is the story of Gus, the first human-animal hybrid born mysteriously as a plague sweeps the planet laying waste to the human population. Lemire's writing is crisp and without pretense, which already places it much higher on the post-apocalyptic totem pole than most works, but plot-wise there aren't too many new and interesting twists on the genre and I have to admit, I was a little disappointed - especially coming off [b:The Underwater Welder|13602241|The Underwater Welder|Jeff Lemire|http://d.gr-assets.com/books/1339596670s/13602241.jpg|19195376], which was mind-bendingly good.
Instead of something deep and resonant we get the rather staight-laced Campbellian hero's journey. Gus is raised in the deep woods at the outbreak of the plague by his human father, who eventually succumbs, forcing Gus out into the wider world. He's quickly caught up by dangerous militia who are trying to find a cure to the disease (known as "The Sick" 8|) by experimenting on the new breed of hybrids that are mysteriously being born to human parents. He's rescued by ex-hockey player turned bad ass Tommy Jeppard who becomes a surrogate father and guiding force in Gus's life as they attempt to unravel the mysteries of the plague and Gus's origins.
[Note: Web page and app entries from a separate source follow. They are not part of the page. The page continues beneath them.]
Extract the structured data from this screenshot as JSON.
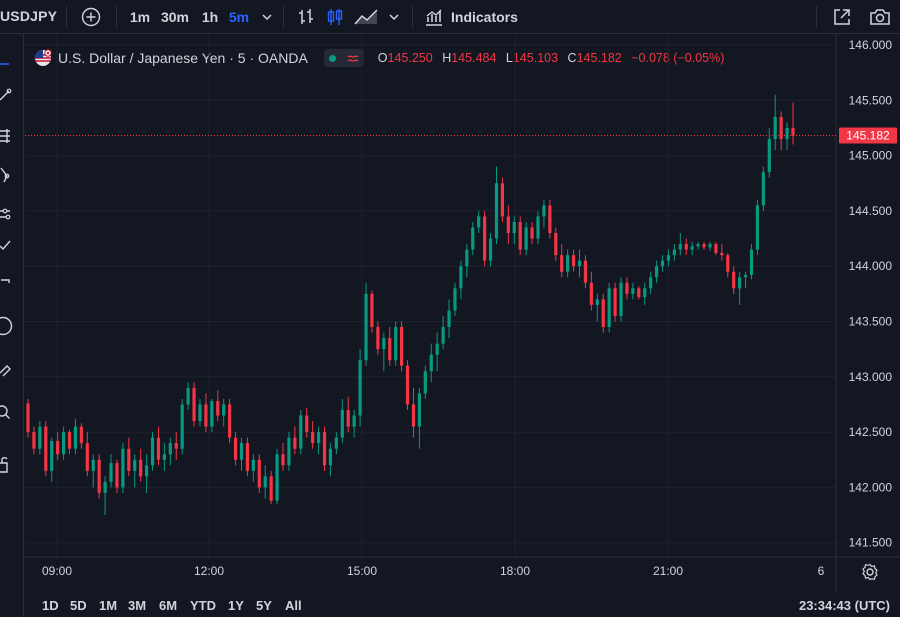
{
  "toolbar": {
    "symbol": "USDJPY",
    "timeframes": [
      "1m",
      "30m",
      "1h",
      "5m"
    ],
    "active_timeframe": "5m",
    "indicators_label": "Indicators"
  },
  "legend": {
    "title": "U.S. Dollar / Japanese Yen · 5 · OANDA",
    "o_label": "O",
    "o_value": "145.250",
    "h_label": "H",
    "h_value": "145.484",
    "l_label": "L",
    "l_value": "145.103",
    "c_label": "C",
    "c_value": "145.182",
    "change": "−0.078 (−0.05%)"
  },
  "ranges": [
    "1D",
    "5D",
    "1M",
    "3M",
    "6M",
    "YTD",
    "1Y",
    "5Y",
    "All"
  ],
  "clock": "23:34:43 (UTC)",
  "colors": {
    "up": "#089981",
    "down": "#f23645",
    "accent": "#2962ff",
    "bg": "#131722",
    "grid": "#1e222d"
  },
  "chart_data": {
    "type": "candlestick",
    "price_axis_labels": [
      "146.000",
      "145.500",
      "145.000",
      "144.500",
      "144.000",
      "143.500",
      "143.000",
      "142.500",
      "142.000",
      "141.500"
    ],
    "time_axis_labels": [
      "09:00",
      "12:00",
      "15:00",
      "18:00",
      "21:00",
      "6"
    ],
    "y_range": [
      141.45,
      146.0
    ],
    "last_price_label": "145.182",
    "candles": [
      [
        142.76,
        142.8,
        142.45,
        142.5
      ],
      [
        142.5,
        142.55,
        142.3,
        142.35
      ],
      [
        142.35,
        142.6,
        142.3,
        142.55
      ],
      [
        142.55,
        142.6,
        142.1,
        142.15
      ],
      [
        142.15,
        142.45,
        142.05,
        142.42
      ],
      [
        142.42,
        142.5,
        142.25,
        142.3
      ],
      [
        142.3,
        142.55,
        142.25,
        142.5
      ],
      [
        142.5,
        142.52,
        142.3,
        142.35
      ],
      [
        142.35,
        142.62,
        142.3,
        142.55
      ],
      [
        142.55,
        142.58,
        142.35,
        142.4
      ],
      [
        142.4,
        142.5,
        142.1,
        142.15
      ],
      [
        142.15,
        142.3,
        142.0,
        142.25
      ],
      [
        142.25,
        142.3,
        141.9,
        141.95
      ],
      [
        141.95,
        142.1,
        141.75,
        142.05
      ],
      [
        142.05,
        142.3,
        142.0,
        142.22
      ],
      [
        142.22,
        142.25,
        141.95,
        142.0
      ],
      [
        142.0,
        142.4,
        141.95,
        142.35
      ],
      [
        142.35,
        142.45,
        142.1,
        142.15
      ],
      [
        142.15,
        142.3,
        142.0,
        142.25
      ],
      [
        142.25,
        142.35,
        142.05,
        142.1
      ],
      [
        142.1,
        142.3,
        141.95,
        142.2
      ],
      [
        142.2,
        142.5,
        142.15,
        142.45
      ],
      [
        142.45,
        142.55,
        142.2,
        142.25
      ],
      [
        142.25,
        142.4,
        142.15,
        142.3
      ],
      [
        142.3,
        142.45,
        142.2,
        142.4
      ],
      [
        142.4,
        142.5,
        142.25,
        142.35
      ],
      [
        142.35,
        142.8,
        142.3,
        142.75
      ],
      [
        142.75,
        142.95,
        142.7,
        142.9
      ],
      [
        142.9,
        142.95,
        142.55,
        142.6
      ],
      [
        142.6,
        142.8,
        142.55,
        142.75
      ],
      [
        142.75,
        142.85,
        142.5,
        142.55
      ],
      [
        142.55,
        142.8,
        142.5,
        142.78
      ],
      [
        142.78,
        142.88,
        142.6,
        142.65
      ],
      [
        142.65,
        142.8,
        142.55,
        142.75
      ],
      [
        142.75,
        142.8,
        142.4,
        142.45
      ],
      [
        142.45,
        142.5,
        142.2,
        142.25
      ],
      [
        142.25,
        142.45,
        142.15,
        142.4
      ],
      [
        142.4,
        142.45,
        142.1,
        142.15
      ],
      [
        142.15,
        142.3,
        142.05,
        142.25
      ],
      [
        142.25,
        142.3,
        141.95,
        142.0
      ],
      [
        142.0,
        142.2,
        141.9,
        142.1
      ],
      [
        142.1,
        142.15,
        141.85,
        141.88
      ],
      [
        141.88,
        142.35,
        141.85,
        142.3
      ],
      [
        142.3,
        142.4,
        142.15,
        142.2
      ],
      [
        142.2,
        142.5,
        142.15,
        142.45
      ],
      [
        142.45,
        142.55,
        142.3,
        142.35
      ],
      [
        142.35,
        142.7,
        142.3,
        142.65
      ],
      [
        142.65,
        142.72,
        142.45,
        142.5
      ],
      [
        142.5,
        142.6,
        142.35,
        142.4
      ],
      [
        142.4,
        142.55,
        142.3,
        142.5
      ],
      [
        142.5,
        142.55,
        142.15,
        142.2
      ],
      [
        142.2,
        142.4,
        142.1,
        142.35
      ],
      [
        142.35,
        142.5,
        142.3,
        142.45
      ],
      [
        142.45,
        142.8,
        142.4,
        142.7
      ],
      [
        142.7,
        142.82,
        142.5,
        142.55
      ],
      [
        142.55,
        142.7,
        142.45,
        142.65
      ],
      [
        142.65,
        143.25,
        142.55,
        143.15
      ],
      [
        143.15,
        143.85,
        143.1,
        143.75
      ],
      [
        143.75,
        143.78,
        143.4,
        143.45
      ],
      [
        143.45,
        143.5,
        143.2,
        143.25
      ],
      [
        143.25,
        143.4,
        143.05,
        143.35
      ],
      [
        143.35,
        143.45,
        143.1,
        143.15
      ],
      [
        143.15,
        143.5,
        143.1,
        143.45
      ],
      [
        143.45,
        143.5,
        143.05,
        143.1
      ],
      [
        143.1,
        143.15,
        142.7,
        142.75
      ],
      [
        142.75,
        142.9,
        142.45,
        142.55
      ],
      [
        142.55,
        142.9,
        142.35,
        142.85
      ],
      [
        142.85,
        143.1,
        142.8,
        143.05
      ],
      [
        143.05,
        143.3,
        142.95,
        143.2
      ],
      [
        143.2,
        143.4,
        143.05,
        143.3
      ],
      [
        143.3,
        143.55,
        143.25,
        143.45
      ],
      [
        143.45,
        143.7,
        143.35,
        143.6
      ],
      [
        143.6,
        143.85,
        143.55,
        143.8
      ],
      [
        143.8,
        144.05,
        143.7,
        144.0
      ],
      [
        144.0,
        144.2,
        143.9,
        144.15
      ],
      [
        144.15,
        144.4,
        144.1,
        144.35
      ],
      [
        144.35,
        144.5,
        144.3,
        144.45
      ],
      [
        144.45,
        144.5,
        144.0,
        144.05
      ],
      [
        144.05,
        144.3,
        144.0,
        144.25
      ],
      [
        144.25,
        144.9,
        144.2,
        144.75
      ],
      [
        144.75,
        144.8,
        144.4,
        144.45
      ],
      [
        144.45,
        144.55,
        144.2,
        144.3
      ],
      [
        144.3,
        144.45,
        144.2,
        144.4
      ],
      [
        144.4,
        144.45,
        144.1,
        144.15
      ],
      [
        144.15,
        144.4,
        144.1,
        144.35
      ],
      [
        144.35,
        144.4,
        144.2,
        144.25
      ],
      [
        144.25,
        144.5,
        144.2,
        144.45
      ],
      [
        144.45,
        144.6,
        144.35,
        144.55
      ],
      [
        144.55,
        144.6,
        144.25,
        144.3
      ],
      [
        144.3,
        144.35,
        144.05,
        144.1
      ],
      [
        144.1,
        144.2,
        143.9,
        143.95
      ],
      [
        143.95,
        144.15,
        143.9,
        144.1
      ],
      [
        144.1,
        144.15,
        143.95,
        144.0
      ],
      [
        144.0,
        144.15,
        143.9,
        144.05
      ],
      [
        144.05,
        144.1,
        143.8,
        143.85
      ],
      [
        143.85,
        143.95,
        143.6,
        143.65
      ],
      [
        143.65,
        143.75,
        143.5,
        143.7
      ],
      [
        143.7,
        143.75,
        143.4,
        143.45
      ],
      [
        143.45,
        143.85,
        143.4,
        143.8
      ],
      [
        143.8,
        143.85,
        143.5,
        143.55
      ],
      [
        143.55,
        143.9,
        143.5,
        143.85
      ],
      [
        143.85,
        143.9,
        143.7,
        143.75
      ],
      [
        143.75,
        143.85,
        143.7,
        143.8
      ],
      [
        143.8,
        143.82,
        143.7,
        143.72
      ],
      [
        143.72,
        143.85,
        143.65,
        143.8
      ],
      [
        143.8,
        143.95,
        143.75,
        143.9
      ],
      [
        143.9,
        144.05,
        143.85,
        144.0
      ],
      [
        144.0,
        144.1,
        143.95,
        144.05
      ],
      [
        144.05,
        144.15,
        144.0,
        144.1
      ],
      [
        144.1,
        144.2,
        144.05,
        144.15
      ],
      [
        144.15,
        144.3,
        144.1,
        144.2
      ],
      [
        144.2,
        144.25,
        144.1,
        144.15
      ],
      [
        144.15,
        144.22,
        144.1,
        144.18
      ],
      [
        144.18,
        144.22,
        144.15,
        144.2
      ],
      [
        144.2,
        144.22,
        144.15,
        144.17
      ],
      [
        144.17,
        144.22,
        144.14,
        144.2
      ],
      [
        144.2,
        144.22,
        144.1,
        144.12
      ],
      [
        144.12,
        144.2,
        144.05,
        144.1
      ],
      [
        144.1,
        144.12,
        143.9,
        143.95
      ],
      [
        143.95,
        144.0,
        143.75,
        143.8
      ],
      [
        143.8,
        143.95,
        143.65,
        143.9
      ],
      [
        143.9,
        143.95,
        143.8,
        143.92
      ],
      [
        143.92,
        144.2,
        143.88,
        144.15
      ],
      [
        144.15,
        144.6,
        144.1,
        144.55
      ],
      [
        144.55,
        144.9,
        144.5,
        144.85
      ],
      [
        144.85,
        145.25,
        144.8,
        145.15
      ],
      [
        145.15,
        145.55,
        145.05,
        145.35
      ],
      [
        145.35,
        145.4,
        145.05,
        145.15
      ],
      [
        145.15,
        145.3,
        145.05,
        145.25
      ],
      [
        145.25,
        145.48,
        145.1,
        145.18
      ]
    ]
  }
}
The series never really dips below three stars and there are occasions when Lemire plays genius with the imagery and structure blending fever dreams, religious prophecy and straight-edge science to a weave a pretty impressive tapestry. The characters have some depth, but just barely and not enough for the series to stand up with the some of the more brilliant post apocalyptic character studies like Matheson's [b:I Am Legend|14064|I Am Legend|Richard Matheson|http://d.gr-assets.com/books/1348790367s/14064.jpg|19273256]. The second volume is by far the best, focusing on developing Jeppard's backstory and simultaneously giving substance to the world the characters inhabit. There are moments in that one volume that tug on the emotional heart strings fairly efficiently. The fourth volume's interlude into the origins of the disease is also interesting and layered well into the story. Some might think the take-home message becomes a bit cliche by the end and Lemire loses his grasp on subtlety by the last volume, but all-in-all a fun read that didn't annoy me the way most attempts at the genre usually do.